Fourth Ashes Test: Stuart Broad thinks England can hit back with the new ball on Sunday
Stuart Broad says England's use of the new ball on Sunday will have a major impact on the result of the fourth Test.
Last Updated: 11/08/13 10:48am
The match is finely poised after two days, Australia having reached 222-5 in replay to England's 238, thanks to a superb 101 not out from Chris Rogers.
But Broad, who has taken 4-48 and had Australia reeling on 49-3 at one point, thinks England could do some damage when they take the second new ball, which they can do after 80 overs of the innings have been bowled.
Reflecting on day two, Broad said: "It was a really good day's cricket.
"Credit has to go to 'Buck' Rogers for playing the way he did. He was gritty and he played the lines so, if it seamed, he played and missed, and he took his runs when they were available.
"It was a well put-together hundred and he's put his team in a decent position.
"But, from an England viewpoint, we know with the new ball around the corner that, if we get early wickets and are still batting tomorrow night, we'll be in a strong position.
"It's quite a new-ball wicket.

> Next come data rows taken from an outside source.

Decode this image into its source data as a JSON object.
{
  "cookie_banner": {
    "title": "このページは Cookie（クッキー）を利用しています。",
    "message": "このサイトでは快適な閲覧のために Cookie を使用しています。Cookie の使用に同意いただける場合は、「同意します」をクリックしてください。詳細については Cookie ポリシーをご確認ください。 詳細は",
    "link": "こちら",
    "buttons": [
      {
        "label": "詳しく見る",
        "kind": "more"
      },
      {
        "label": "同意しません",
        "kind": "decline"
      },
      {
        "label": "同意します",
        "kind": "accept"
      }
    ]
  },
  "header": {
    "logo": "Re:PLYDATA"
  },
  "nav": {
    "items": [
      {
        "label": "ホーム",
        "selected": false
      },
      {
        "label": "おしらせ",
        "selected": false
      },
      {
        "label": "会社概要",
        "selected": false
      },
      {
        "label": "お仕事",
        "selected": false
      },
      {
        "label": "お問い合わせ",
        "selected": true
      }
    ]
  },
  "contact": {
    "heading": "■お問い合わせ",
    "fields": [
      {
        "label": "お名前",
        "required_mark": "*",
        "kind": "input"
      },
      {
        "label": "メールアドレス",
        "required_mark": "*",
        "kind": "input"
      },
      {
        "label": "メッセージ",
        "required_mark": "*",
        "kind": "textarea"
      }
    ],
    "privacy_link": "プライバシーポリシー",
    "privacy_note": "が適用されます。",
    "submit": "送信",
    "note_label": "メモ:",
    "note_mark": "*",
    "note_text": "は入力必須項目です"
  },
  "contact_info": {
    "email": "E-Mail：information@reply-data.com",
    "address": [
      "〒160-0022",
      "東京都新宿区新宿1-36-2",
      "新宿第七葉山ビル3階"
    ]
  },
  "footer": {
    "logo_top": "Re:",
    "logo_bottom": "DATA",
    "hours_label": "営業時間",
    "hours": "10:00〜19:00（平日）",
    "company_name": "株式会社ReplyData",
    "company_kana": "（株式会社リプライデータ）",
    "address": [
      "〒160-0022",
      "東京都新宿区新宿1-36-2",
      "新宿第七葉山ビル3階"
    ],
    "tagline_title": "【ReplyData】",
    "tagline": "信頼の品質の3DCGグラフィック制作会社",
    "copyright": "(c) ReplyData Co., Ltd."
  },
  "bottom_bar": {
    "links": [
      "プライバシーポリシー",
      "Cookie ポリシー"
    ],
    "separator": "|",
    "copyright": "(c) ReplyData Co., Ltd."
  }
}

Once the ball got to 50 overs old it seemed to stop seaming around and then it got slower and slower. The new ball will do things, for sure.
"With it coming early tomorrow, with our bowlers fresher, I think that's a good thing for us.
"Jimmy (James Anderson) and I have to take responsibility. We've seen the new ball does seam around on this wicket, so you've got to get the ball in the right area. I think the first wicket is the big one.
"There are two dangerous players in the middle (Rogers and Brad Haddin) and we only lead by 20. We won't be scared about giving a small lead but we don't want it being a decent lead.
"We're pretty good at batting in the third innings. When we have a target in our minds, we're a pretty good unit. We'll back our batters to go out and fight."
The Decision Review System provided a talking point once again when Rogers was given out caught behind off Broad when he had made just 20.
On review, it was seen that the ball had hit him on the pad rather than the bat and he was not out LBW either because Hawk Eye showed the ball only clipping the bails, meaning it was 'umpire's call'.
Broad said: "I've never had one given out, reviewed, out, out, out (on the three review elements for the LBW), but given not out! We went through all the emotions.
"I think the rules are changing to make a bit more sense in October."